## Dataset records
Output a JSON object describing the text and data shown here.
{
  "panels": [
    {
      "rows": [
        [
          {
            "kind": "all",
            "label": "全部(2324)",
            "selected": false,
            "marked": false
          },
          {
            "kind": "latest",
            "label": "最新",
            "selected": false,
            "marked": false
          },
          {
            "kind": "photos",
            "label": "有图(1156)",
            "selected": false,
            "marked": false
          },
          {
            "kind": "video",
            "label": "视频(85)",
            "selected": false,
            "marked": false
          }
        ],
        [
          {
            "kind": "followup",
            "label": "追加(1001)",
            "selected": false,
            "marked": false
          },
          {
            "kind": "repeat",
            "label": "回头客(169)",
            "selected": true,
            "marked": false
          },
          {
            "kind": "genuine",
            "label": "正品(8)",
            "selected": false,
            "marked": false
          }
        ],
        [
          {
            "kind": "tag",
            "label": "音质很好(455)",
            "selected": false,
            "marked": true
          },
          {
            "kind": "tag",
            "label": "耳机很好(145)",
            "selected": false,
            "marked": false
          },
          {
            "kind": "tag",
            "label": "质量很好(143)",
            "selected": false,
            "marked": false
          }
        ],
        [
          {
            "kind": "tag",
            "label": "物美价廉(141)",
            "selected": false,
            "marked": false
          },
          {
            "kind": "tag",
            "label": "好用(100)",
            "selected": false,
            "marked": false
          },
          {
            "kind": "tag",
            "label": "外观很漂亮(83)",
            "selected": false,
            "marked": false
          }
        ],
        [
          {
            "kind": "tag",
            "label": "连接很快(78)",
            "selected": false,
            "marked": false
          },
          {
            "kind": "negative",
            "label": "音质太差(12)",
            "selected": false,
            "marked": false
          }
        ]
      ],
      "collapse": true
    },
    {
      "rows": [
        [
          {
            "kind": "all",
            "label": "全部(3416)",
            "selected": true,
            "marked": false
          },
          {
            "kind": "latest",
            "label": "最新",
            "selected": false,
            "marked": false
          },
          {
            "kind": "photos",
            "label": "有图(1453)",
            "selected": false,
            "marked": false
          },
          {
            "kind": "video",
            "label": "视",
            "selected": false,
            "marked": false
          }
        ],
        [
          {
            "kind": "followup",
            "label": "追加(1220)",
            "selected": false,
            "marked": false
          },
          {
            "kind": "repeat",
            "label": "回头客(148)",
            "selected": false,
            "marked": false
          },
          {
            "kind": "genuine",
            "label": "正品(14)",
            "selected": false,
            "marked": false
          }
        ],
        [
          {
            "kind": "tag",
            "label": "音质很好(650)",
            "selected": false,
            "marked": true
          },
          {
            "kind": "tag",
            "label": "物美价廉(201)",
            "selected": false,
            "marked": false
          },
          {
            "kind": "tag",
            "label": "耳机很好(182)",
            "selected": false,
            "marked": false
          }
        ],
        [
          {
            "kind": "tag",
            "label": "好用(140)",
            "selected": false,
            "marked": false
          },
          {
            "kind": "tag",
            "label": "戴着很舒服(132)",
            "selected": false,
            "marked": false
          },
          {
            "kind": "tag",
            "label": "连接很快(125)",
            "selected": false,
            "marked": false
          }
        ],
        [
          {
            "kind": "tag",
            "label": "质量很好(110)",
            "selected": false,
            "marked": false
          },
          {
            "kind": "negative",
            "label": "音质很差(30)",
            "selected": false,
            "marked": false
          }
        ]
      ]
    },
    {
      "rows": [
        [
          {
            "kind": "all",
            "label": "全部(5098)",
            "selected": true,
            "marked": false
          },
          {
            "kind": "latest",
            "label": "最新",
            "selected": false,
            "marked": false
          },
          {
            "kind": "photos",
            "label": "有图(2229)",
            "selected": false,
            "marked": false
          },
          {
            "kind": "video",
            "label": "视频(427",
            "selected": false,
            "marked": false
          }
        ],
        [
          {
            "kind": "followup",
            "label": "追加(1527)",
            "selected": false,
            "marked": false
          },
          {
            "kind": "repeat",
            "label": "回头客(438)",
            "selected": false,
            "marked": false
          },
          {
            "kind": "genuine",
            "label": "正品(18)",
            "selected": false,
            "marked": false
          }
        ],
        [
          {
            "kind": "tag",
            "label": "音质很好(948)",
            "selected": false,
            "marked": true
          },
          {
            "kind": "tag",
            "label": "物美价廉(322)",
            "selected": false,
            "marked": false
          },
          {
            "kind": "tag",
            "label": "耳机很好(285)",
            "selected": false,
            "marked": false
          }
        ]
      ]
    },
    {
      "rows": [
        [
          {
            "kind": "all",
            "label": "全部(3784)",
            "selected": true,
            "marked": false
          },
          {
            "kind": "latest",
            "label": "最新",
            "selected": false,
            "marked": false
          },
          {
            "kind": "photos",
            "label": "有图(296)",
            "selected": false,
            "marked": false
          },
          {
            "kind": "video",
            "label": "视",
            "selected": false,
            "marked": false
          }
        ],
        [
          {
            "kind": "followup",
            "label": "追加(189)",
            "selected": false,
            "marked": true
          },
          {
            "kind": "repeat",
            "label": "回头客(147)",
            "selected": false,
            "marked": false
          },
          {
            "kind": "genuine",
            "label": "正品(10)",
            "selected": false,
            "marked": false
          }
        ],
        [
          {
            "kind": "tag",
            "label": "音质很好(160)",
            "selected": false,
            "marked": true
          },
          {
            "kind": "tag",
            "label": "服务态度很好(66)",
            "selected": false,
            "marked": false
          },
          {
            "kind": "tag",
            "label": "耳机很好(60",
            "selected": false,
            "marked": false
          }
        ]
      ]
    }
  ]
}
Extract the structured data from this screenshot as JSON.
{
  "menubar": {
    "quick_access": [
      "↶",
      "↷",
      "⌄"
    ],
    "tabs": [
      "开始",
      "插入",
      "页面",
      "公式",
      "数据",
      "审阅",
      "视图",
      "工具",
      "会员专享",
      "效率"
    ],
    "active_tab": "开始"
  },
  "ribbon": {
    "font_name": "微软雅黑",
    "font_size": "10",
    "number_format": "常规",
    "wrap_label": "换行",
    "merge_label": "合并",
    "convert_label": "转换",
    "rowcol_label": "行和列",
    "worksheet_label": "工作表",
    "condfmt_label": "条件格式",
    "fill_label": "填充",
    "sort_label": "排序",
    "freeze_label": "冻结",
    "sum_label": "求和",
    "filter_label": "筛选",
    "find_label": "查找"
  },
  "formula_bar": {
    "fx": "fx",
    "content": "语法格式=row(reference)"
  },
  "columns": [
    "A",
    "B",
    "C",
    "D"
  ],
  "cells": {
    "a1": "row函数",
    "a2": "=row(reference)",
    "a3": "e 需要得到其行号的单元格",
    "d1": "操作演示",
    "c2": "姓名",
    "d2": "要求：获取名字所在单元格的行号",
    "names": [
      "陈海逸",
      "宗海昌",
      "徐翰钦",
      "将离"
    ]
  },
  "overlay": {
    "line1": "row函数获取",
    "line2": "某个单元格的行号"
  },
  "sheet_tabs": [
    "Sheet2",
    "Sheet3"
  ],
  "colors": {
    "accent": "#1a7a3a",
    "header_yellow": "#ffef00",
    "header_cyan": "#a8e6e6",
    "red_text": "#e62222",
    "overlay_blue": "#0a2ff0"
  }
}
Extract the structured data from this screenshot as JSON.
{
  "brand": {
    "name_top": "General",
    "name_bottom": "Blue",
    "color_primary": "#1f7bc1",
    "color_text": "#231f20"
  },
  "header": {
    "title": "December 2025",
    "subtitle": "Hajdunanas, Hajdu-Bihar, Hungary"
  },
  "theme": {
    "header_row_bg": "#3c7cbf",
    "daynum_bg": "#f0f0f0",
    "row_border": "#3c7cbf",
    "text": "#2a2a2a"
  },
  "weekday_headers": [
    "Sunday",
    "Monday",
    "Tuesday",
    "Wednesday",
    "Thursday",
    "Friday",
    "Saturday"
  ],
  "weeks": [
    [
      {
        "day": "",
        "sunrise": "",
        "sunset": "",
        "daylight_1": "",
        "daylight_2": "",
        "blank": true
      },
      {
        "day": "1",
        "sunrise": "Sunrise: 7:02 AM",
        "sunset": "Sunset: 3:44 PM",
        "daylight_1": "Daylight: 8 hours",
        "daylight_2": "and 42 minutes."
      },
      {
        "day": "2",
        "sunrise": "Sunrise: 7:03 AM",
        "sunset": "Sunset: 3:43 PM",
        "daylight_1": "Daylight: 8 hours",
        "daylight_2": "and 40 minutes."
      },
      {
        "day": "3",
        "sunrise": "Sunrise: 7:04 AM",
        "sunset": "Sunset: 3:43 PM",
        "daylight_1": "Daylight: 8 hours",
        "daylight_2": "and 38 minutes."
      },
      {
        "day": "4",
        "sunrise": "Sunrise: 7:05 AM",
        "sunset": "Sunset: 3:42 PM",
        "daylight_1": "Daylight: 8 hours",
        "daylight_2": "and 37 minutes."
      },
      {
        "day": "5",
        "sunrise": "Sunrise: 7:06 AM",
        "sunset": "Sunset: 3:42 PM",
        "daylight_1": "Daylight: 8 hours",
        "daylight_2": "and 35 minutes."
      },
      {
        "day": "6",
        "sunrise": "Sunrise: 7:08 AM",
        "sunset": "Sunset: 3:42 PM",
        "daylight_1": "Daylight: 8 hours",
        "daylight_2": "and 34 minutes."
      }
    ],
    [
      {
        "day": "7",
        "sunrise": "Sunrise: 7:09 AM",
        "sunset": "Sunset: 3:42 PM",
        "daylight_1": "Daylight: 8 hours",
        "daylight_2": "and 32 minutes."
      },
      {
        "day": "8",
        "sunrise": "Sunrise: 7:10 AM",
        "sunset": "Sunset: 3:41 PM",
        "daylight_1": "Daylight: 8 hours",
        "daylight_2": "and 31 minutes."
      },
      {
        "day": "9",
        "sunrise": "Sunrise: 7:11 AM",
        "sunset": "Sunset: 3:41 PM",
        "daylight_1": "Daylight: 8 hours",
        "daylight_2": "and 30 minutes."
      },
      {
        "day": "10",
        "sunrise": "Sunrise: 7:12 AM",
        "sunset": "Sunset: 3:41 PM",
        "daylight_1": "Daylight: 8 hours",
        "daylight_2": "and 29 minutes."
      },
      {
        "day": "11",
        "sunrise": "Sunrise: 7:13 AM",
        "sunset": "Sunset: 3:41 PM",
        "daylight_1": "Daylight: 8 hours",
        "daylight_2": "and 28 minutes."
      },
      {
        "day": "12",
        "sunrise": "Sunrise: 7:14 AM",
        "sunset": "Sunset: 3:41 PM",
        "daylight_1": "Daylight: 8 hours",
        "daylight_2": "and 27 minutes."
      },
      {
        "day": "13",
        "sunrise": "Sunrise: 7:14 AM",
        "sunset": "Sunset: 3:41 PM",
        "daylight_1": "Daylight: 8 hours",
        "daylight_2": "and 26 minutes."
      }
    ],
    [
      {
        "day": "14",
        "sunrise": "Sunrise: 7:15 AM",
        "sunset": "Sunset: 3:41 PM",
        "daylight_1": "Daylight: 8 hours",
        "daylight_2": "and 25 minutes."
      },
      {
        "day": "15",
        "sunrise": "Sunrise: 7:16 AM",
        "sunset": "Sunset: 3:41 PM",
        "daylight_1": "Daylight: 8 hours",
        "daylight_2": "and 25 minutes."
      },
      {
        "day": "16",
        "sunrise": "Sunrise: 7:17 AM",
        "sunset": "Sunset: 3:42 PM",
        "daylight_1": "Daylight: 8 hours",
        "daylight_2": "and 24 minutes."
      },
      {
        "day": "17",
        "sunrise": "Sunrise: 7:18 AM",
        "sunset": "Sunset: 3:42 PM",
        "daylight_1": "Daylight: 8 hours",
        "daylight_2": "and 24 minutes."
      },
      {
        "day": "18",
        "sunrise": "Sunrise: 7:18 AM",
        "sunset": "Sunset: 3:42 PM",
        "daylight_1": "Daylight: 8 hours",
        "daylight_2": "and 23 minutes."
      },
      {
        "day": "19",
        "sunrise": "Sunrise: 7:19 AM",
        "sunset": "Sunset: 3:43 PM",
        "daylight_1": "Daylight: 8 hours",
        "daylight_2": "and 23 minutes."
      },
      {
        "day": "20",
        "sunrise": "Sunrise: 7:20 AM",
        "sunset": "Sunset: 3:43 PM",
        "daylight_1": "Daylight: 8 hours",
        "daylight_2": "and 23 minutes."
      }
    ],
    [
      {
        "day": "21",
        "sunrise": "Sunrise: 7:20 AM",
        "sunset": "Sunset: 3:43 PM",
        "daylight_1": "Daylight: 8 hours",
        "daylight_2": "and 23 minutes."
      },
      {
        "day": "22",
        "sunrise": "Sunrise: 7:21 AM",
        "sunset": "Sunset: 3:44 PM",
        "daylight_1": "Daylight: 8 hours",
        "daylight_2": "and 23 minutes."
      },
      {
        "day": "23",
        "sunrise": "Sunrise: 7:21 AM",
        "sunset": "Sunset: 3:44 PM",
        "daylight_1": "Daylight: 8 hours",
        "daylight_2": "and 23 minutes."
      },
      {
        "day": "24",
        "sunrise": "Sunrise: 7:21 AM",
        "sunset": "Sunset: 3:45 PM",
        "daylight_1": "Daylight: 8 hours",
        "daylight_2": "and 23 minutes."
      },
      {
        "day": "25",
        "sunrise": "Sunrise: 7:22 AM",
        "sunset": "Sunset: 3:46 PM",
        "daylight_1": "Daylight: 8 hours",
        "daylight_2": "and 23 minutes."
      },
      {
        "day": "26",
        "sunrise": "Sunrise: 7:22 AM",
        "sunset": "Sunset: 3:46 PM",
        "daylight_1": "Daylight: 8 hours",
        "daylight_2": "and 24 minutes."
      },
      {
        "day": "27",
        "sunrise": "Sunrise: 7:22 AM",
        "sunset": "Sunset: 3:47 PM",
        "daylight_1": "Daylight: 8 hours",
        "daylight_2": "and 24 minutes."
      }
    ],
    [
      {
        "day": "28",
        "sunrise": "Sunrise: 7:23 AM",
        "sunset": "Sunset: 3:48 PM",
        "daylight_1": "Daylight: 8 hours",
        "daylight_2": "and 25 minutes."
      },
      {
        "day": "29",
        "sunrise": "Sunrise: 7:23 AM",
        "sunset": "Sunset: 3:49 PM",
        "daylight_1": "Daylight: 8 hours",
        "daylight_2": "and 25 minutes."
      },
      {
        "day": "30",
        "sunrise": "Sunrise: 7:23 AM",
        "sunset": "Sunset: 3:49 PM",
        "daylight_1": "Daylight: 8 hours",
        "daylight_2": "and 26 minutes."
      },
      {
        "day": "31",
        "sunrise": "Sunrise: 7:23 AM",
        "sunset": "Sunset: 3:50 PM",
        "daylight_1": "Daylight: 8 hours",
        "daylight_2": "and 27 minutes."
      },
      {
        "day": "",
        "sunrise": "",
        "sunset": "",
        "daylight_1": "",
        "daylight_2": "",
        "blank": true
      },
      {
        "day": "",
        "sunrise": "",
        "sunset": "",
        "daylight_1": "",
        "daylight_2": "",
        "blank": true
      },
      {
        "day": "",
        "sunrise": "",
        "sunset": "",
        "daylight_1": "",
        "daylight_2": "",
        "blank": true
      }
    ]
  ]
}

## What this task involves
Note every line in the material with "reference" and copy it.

## Result of the exercise
    "content": "语法格式=row(reference)"
    "a2": "=row(reference)",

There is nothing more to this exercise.